Microsoft is borrowing a page from Apple's user interface guide and has demonstrated multi-touch features that it hopes, will be natively implemented in the forthcoming Windows 7 operating system.
The video demo was aired during the Wall Street Journal's D: All Things Digital conference by Julie Larson-Green, Microsoft's corporate vice president for Windows experience program management and uses the Surface technology that Microsoft introduced last year.
The laptop used during the video, a Dell Latitude XT, was powered by N-Trig's DuoSense Dual Mode technology which promises Multi-touch features for Microsoft Vista through a single standard HID USB driver and possibly a resurgence of lower cost tablet PCs.
A desktop PC was also featured in the video with real time examples of navigation/mapping applications, image manipulation apps as well as a piano software which allowed the user to type literally on the screen; no news on whether the technology will offer haptic features, a mobile version of force feedback.
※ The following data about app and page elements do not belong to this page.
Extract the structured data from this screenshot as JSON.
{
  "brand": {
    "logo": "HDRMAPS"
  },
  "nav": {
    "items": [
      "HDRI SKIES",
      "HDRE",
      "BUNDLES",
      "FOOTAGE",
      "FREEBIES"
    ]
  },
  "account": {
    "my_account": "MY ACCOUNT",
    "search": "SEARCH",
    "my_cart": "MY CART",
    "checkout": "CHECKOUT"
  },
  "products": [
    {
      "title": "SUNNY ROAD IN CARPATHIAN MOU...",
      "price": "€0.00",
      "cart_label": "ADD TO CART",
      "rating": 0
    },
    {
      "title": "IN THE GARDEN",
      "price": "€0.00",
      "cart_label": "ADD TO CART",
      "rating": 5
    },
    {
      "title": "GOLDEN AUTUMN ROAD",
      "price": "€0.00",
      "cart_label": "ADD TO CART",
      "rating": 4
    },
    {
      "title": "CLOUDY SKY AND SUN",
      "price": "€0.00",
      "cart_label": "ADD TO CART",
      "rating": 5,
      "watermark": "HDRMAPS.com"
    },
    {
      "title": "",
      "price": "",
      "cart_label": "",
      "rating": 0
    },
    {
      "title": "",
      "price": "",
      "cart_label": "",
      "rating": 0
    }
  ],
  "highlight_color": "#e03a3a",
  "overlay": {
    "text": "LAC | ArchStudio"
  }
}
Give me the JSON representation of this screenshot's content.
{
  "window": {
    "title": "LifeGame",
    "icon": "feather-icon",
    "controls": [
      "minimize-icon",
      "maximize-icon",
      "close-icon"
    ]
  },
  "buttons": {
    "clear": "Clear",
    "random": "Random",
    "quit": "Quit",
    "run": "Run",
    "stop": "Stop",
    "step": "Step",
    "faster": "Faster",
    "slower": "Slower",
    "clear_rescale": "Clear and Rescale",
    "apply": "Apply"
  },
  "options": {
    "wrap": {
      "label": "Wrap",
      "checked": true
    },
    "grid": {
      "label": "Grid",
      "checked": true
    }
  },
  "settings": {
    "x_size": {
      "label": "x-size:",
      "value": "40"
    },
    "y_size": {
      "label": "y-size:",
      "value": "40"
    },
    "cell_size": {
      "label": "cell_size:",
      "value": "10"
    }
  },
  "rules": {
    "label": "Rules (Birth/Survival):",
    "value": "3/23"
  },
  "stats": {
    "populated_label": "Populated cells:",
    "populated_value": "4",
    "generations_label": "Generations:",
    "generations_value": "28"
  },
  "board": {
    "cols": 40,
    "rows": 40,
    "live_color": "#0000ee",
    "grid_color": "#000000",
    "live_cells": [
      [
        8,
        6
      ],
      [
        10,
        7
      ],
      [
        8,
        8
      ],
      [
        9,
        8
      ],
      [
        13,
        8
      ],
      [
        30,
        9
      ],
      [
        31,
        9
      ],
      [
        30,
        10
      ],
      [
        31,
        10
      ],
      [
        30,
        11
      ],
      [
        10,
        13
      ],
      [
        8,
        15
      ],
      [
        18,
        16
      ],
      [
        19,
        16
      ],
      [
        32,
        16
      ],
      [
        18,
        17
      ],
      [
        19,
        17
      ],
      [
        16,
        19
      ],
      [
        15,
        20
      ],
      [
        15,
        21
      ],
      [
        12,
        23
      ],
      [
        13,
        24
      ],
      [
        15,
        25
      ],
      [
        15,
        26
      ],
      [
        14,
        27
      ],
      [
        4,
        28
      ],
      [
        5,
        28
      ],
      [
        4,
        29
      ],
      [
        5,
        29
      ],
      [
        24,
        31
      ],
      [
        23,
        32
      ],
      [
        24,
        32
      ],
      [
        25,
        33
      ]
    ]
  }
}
Microsoft's Bill Gates and Steve Ballmer who were both present on stage at the conference also confirmed that Windows 7 will be available by late December 2009.
On Tuesday, Chris Flores, who works on the Windows Client Communications Team, said on the Windows Vista Team Blog that Windows 7 would not be based on a new kernel and will carry on the "long-term architectural investments" (aka legacy) introduced in Vista and improved in Windows Vista SP1 and Windows Server 2008.
You can view the video here.